- Bad weather – adverse consequences?
- Defending children’s human rights in Scots law
- Scottish income tax – where are we now?
- Appreciation: Professor Emeritus Alexander John ("Alastair") McDonald
- Reading for pleasure
- Opinion: Gordon Addison
- Book reviews
- Profile: Paul Mosson
- President's column
- RoS welcomes new Keeper
- People on the move
- Fair instructions? (1)
- Law: not just a profession, but also a business
- Buying in and backing off
- Tax and the common touch
- Needs of the user

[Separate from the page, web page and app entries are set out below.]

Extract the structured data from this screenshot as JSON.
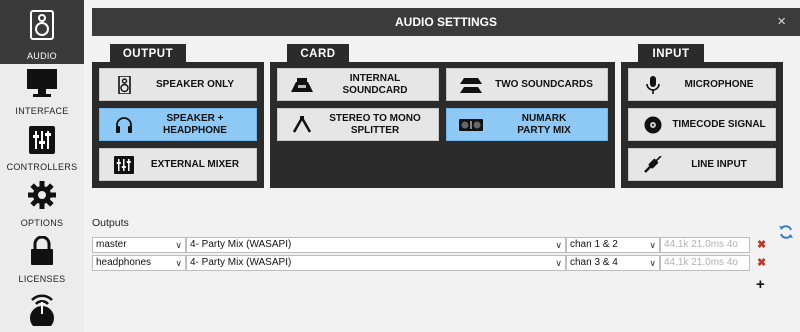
{
  "sidebar": {
    "items": [
      {
        "label": "AUDIO",
        "icon": "speaker-icon"
      },
      {
        "label": "INTERFACE",
        "icon": "monitor-icon"
      },
      {
        "label": "CONTROLLERS",
        "icon": "sliders-icon"
      },
      {
        "label": "OPTIONS",
        "icon": "gear-icon"
      },
      {
        "label": "LICENSES",
        "icon": "lock-icon"
      },
      {
        "label": "",
        "icon": "broadcast-icon"
      }
    ]
  },
  "window": {
    "title": "AUDIO SETTINGS",
    "close": "×"
  },
  "groups": {
    "output": "OUTPUT",
    "card": "CARD",
    "input": "INPUT"
  },
  "output_buttons": [
    "SPEAKER ONLY",
    "SPEAKER +\nHEADPHONE",
    "EXTERNAL MIXER"
  ],
  "card_buttons": [
    "INTERNAL\nSOUNDCARD",
    "TWO SOUNDCARDS",
    "STEREO TO MONO\nSPLITTER",
    "NUMARK\nPARTY MIX"
  ],
  "input_buttons": [
    "MICROPHONE",
    "TIMECODE SIGNAL",
    "LINE INPUT"
  ],
  "outputs": {
    "label": "Outputs",
    "rows": [
      {
        "name": "master",
        "device": "4- Party Mix (WASAPI)",
        "channels": "chan 1 & 2",
        "info": "44.1k 21.0ms 4o"
      },
      {
        "name": "headphones",
        "device": "4- Party Mix (WASAPI)",
        "channels": "chan 3 & 4",
        "info": "44.1k 21.0ms 4o"
      }
    ],
    "add": "+"
  },
  "colors": {
    "selected": "#8ec8f5",
    "panel": "#2b2b2b",
    "delete": "#c0392b"
  }
}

- Where did the money go?
- Five FOI tips every lawyer should know
- AI – the legal and ethical minefield
- Too long, too long?
- Times still a-changin' in '18
- An infrastructure levy for Scotland
- Tax changes to termination payments
- GDPR and the cloud
- Tide runs for lenders
- Passing on a pension to the right person
- Know your FTAs
- Scots to co-host ICW in Toronto
- Office of the Public Guardian: EPOAR and more
- Public policy highlights
- Our survey said...
- Q & A corner
- A profit without honour
- Appreciation: Professor Emeritus Alexander John ("Alastair") McDonald WS
- Ask Ash
- ASPIC finds its feet
- Pushing for change